Dataset rows describing interfaces

□ □ □

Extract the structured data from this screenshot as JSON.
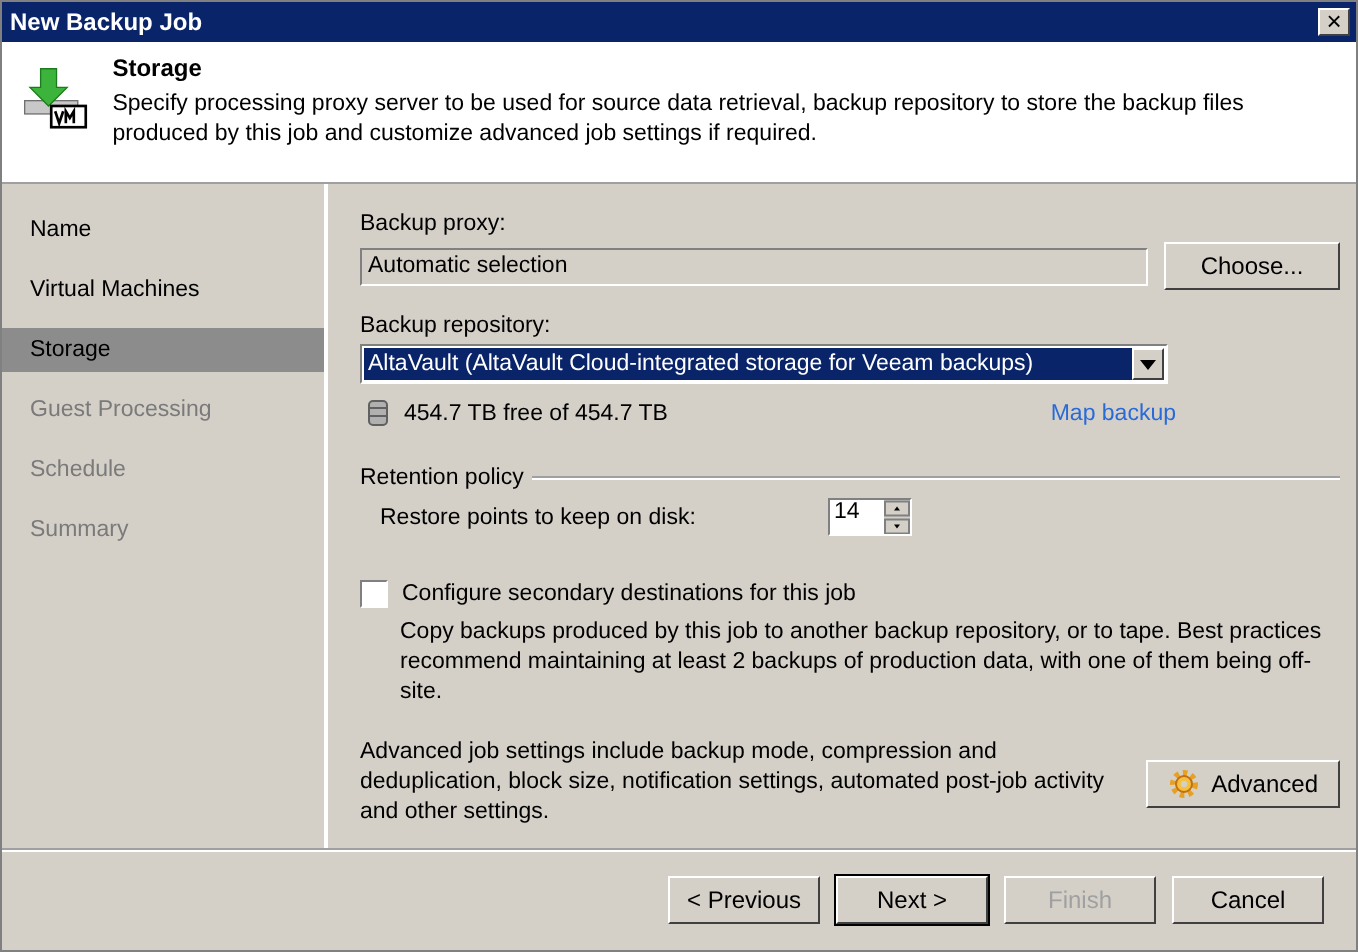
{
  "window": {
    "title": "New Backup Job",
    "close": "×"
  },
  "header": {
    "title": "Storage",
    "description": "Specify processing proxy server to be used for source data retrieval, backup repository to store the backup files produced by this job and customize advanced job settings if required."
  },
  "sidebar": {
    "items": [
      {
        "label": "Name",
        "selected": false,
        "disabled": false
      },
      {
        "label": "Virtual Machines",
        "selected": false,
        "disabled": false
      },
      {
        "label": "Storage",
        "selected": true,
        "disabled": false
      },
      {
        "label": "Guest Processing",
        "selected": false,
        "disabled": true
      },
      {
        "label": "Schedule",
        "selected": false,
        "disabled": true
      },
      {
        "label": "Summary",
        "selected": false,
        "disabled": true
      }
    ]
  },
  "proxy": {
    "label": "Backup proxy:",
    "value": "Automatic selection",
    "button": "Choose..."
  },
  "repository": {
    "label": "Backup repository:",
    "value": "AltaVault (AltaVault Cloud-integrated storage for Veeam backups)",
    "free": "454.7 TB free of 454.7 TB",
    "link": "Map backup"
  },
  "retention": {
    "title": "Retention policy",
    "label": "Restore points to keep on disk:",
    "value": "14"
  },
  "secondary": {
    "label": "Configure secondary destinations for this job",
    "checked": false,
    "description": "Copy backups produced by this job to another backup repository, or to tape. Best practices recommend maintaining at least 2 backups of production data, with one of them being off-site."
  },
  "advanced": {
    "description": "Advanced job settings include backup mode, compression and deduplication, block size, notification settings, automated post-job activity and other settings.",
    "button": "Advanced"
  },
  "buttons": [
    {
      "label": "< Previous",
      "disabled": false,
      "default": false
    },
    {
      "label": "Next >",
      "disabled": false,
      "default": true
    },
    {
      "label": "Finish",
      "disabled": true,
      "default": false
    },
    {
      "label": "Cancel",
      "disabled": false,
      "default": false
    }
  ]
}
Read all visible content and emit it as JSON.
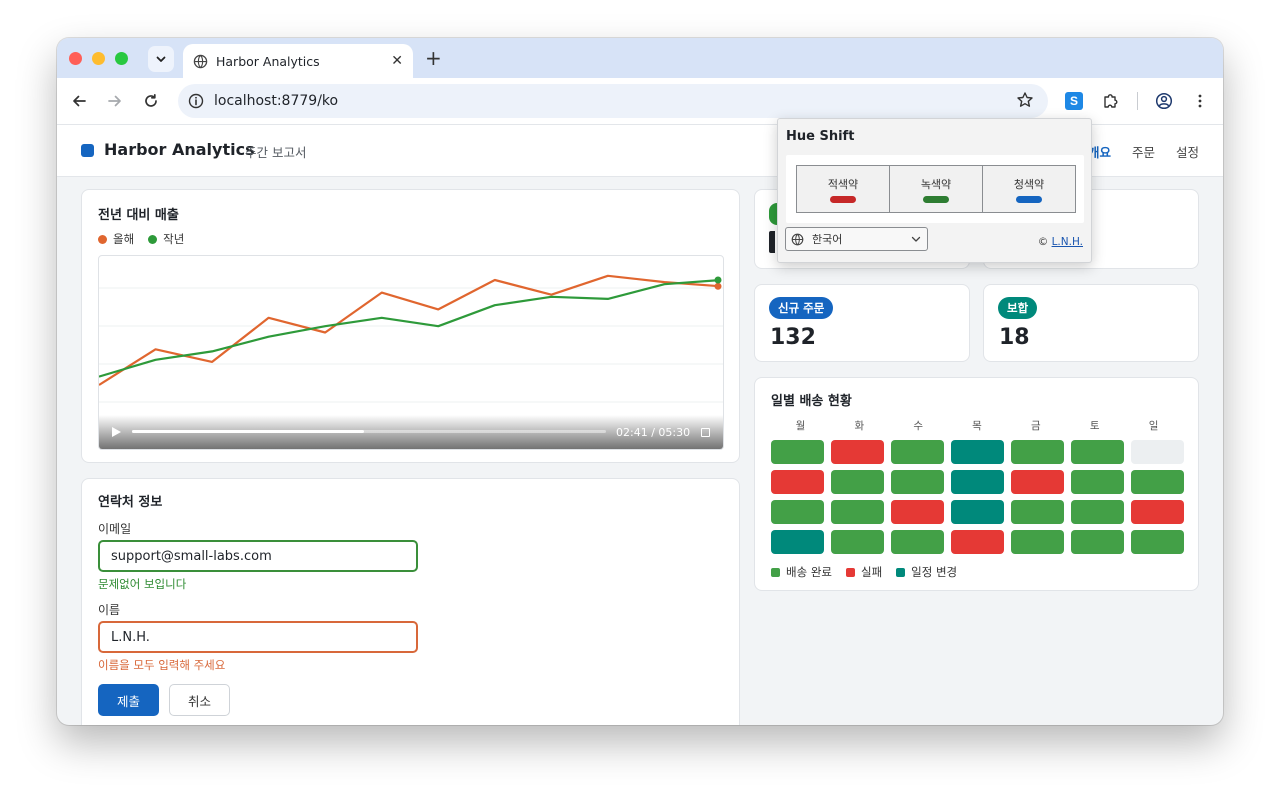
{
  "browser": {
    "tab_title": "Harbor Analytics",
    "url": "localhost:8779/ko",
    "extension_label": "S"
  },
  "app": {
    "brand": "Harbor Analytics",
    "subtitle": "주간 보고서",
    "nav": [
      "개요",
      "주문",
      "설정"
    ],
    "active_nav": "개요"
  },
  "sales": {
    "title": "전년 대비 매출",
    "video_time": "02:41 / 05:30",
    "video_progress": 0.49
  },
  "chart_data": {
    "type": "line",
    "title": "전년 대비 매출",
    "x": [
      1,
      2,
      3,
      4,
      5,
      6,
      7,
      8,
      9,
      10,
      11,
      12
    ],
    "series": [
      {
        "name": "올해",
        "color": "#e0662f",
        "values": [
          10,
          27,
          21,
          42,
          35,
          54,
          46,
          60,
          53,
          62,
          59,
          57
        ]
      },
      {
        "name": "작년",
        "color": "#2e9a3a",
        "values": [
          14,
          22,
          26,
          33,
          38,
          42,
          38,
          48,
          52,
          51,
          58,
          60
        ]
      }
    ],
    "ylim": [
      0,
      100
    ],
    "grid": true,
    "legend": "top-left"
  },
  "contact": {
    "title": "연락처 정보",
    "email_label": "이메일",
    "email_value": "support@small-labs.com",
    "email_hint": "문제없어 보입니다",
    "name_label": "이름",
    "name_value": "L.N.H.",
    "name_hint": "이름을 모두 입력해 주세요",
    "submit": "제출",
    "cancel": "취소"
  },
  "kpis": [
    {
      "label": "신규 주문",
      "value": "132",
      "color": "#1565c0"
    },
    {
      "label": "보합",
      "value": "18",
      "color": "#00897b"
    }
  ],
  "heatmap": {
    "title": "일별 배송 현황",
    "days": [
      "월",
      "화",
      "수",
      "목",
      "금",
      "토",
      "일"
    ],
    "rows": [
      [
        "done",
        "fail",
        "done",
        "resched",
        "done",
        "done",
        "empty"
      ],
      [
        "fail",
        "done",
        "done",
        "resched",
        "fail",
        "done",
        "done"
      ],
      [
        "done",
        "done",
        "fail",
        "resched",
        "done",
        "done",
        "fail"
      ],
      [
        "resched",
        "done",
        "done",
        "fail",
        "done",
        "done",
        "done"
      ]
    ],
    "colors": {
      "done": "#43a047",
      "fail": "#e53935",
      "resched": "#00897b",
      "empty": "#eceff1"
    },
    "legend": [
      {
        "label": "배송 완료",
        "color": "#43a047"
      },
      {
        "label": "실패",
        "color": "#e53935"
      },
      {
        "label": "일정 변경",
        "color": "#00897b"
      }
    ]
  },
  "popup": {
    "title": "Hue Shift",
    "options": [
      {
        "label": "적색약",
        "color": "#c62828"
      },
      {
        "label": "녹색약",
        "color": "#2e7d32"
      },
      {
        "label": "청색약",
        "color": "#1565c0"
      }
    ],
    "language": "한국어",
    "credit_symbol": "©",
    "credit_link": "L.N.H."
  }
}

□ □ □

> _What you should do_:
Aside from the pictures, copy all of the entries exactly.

> _Answer box_:
Extract the structured data from this screenshot as JSON.
{
  "window": {
    "title": "New Backup Job",
    "close": "×"
  },
  "header": {
    "title": "Storage",
    "description": "Specify processing proxy server to be used for source data retrieval, backup repository to store the backup files produced by this job and customize advanced job settings if required."
  },
  "sidebar": {
    "items": [
      {
        "label": "Name",
        "selected": false,
        "disabled": false
      },
      {
        "label": "Virtual Machines",
        "selected": false,
        "disabled": false
      },
      {
        "label": "Storage",
        "selected": true,
        "disabled": false
      },
      {
        "label": "Guest Processing",
        "selected": false,
        "disabled": true
      },
      {
        "label": "Schedule",
        "selected": false,
        "disabled": true
      },
      {
        "label": "Summary",
        "selected": false,
        "disabled": true
      }
    ]
  },
  "proxy": {
    "label": "Backup proxy:",
    "value": "Automatic selection",
    "button": "Choose..."
  },
  "repository": {
    "label": "Backup repository:",
    "value": "AltaVault (AltaVault Cloud-integrated storage for Veeam backups)",
    "free": "454.7 TB free of 454.7 TB",
    "link": "Map backup"
  },
  "retention": {
    "title": "Retention policy",
    "label": "Restore points to keep on disk:",
    "value": "14"
  },
  "secondary": {
    "label": "Configure secondary destinations for this job",
    "checked": false,
    "description": "Copy backups produced by this job to another backup repository, or to tape. Best practices recommend maintaining at least 2 backups of production data, with one of them being off-site."
  },
  "advanced": {
    "description": "Advanced job settings include backup mode, compression and deduplication, block size, notification settings, automated post-job activity and other settings.",
    "button": "Advanced"
  },
  "buttons": [
    {
      "label": "< Previous",
      "disabled": false,
      "default": false
    },
    {
      "label": "Next >",
      "disabled": false,
      "default": true
    },
    {
      "label": "Finish",
      "disabled": true,
      "default": false
    },
    {
      "label": "Cancel",
      "disabled": false,
      "default": false
    }
  ]
}
Read all visible content and emit it as JSON.
{
  "browser": {
    "tab_title": "Harbor Analytics",
    "url": "localhost:8779/ko",
    "extension_label": "S"
  },
  "app": {
    "brand": "Harbor Analytics",
    "subtitle": "주간 보고서",
    "nav": [
      "개요",
      "주문",
      "설정"
    ],
    "active_nav": "개요"
  },
  "sales": {
    "title": "전년 대비 매출",
    "video_time": "02:41 / 05:30",
    "video_progress": 0.49
  },
  "chart_data": {
    "type": "line",
    "title": "전년 대비 매출",
    "x": [
      1,
      2,
      3,
      4,
      5,
      6,
      7,
      8,
      9,
      10,
      11,
      12
    ],
    "series": [
      {
        "name": "올해",
        "color": "#e0662f",
        "values": [
          10,
          27,
          21,
          42,
          35,
          54,
          46,
          60,
          53,
          62,
          59,
          57
        ]
      },
      {
        "name": "작년",
        "color": "#2e9a3a",
        "values": [
          14,
          22,
          26,
          33,
          38,
          42,
          38,
          48,
          52,
          51,
          58,
          60
        ]
      }
    ],
    "ylim": [
      0,
      100
    ],
    "grid": true,
    "legend": "top-left"
  },
  "contact": {
    "title": "연락처 정보",
    "email_label": "이메일",
    "email_value": "support@small-labs.com",
    "email_hint": "문제없어 보입니다",
    "name_label": "이름",
    "name_value": "L.N.H.",
    "name_hint": "이름을 모두 입력해 주세요",
    "submit": "제출",
    "cancel": "취소"
  },
  "kpis": [
    {
      "label": "신규 주문",
      "value": "132",
      "color": "#1565c0"
    },
    {
      "label": "보합",
      "value": "18",
      "color": "#00897b"
    }
  ],
  "heatmap": {
    "title": "일별 배송 현황",
    "days": [
      "월",
      "화",
      "수",
      "목",
      "금",
      "토",
      "일"
    ],
    "rows": [
      [
        "done",
        "fail",
        "done",
        "resched",
        "done",
        "done",
        "empty"
      ],
      [
        "fail",
        "done",
        "done",
        "resched",
        "fail",
        "done",
        "done"
      ],
      [
        "done",
        "done",
        "fail",
        "resched",
        "done",
        "done",
        "fail"
      ],
      [
        "resched",
        "done",
        "done",
        "fail",
        "done",
        "done",
        "done"
      ]
    ],
    "colors": {
      "done": "#43a047",
      "fail": "#e53935",
      "resched": "#00897b",
      "empty": "#eceff1"
    },
    "legend": [
      {
        "label": "배송 완료",
        "color": "#43a047"
      },
      {
        "label": "실패",
        "color": "#e53935"
      },
      {
        "label": "일정 변경",
        "color": "#00897b"
      }
    ]
  },
  "popup": {
    "title": "Hue Shift",
    "options": [
      {
        "label": "적색약",
        "color": "#c62828"
      },
      {
        "label": "녹색약",
        "color": "#2e7d32"
      },
      {
        "label": "청색약",
        "color": "#1565c0"
      }
    ],
    "language": "한국어",
    "credit_symbol": "©",
    "credit_link": "L.N.H."
  }
}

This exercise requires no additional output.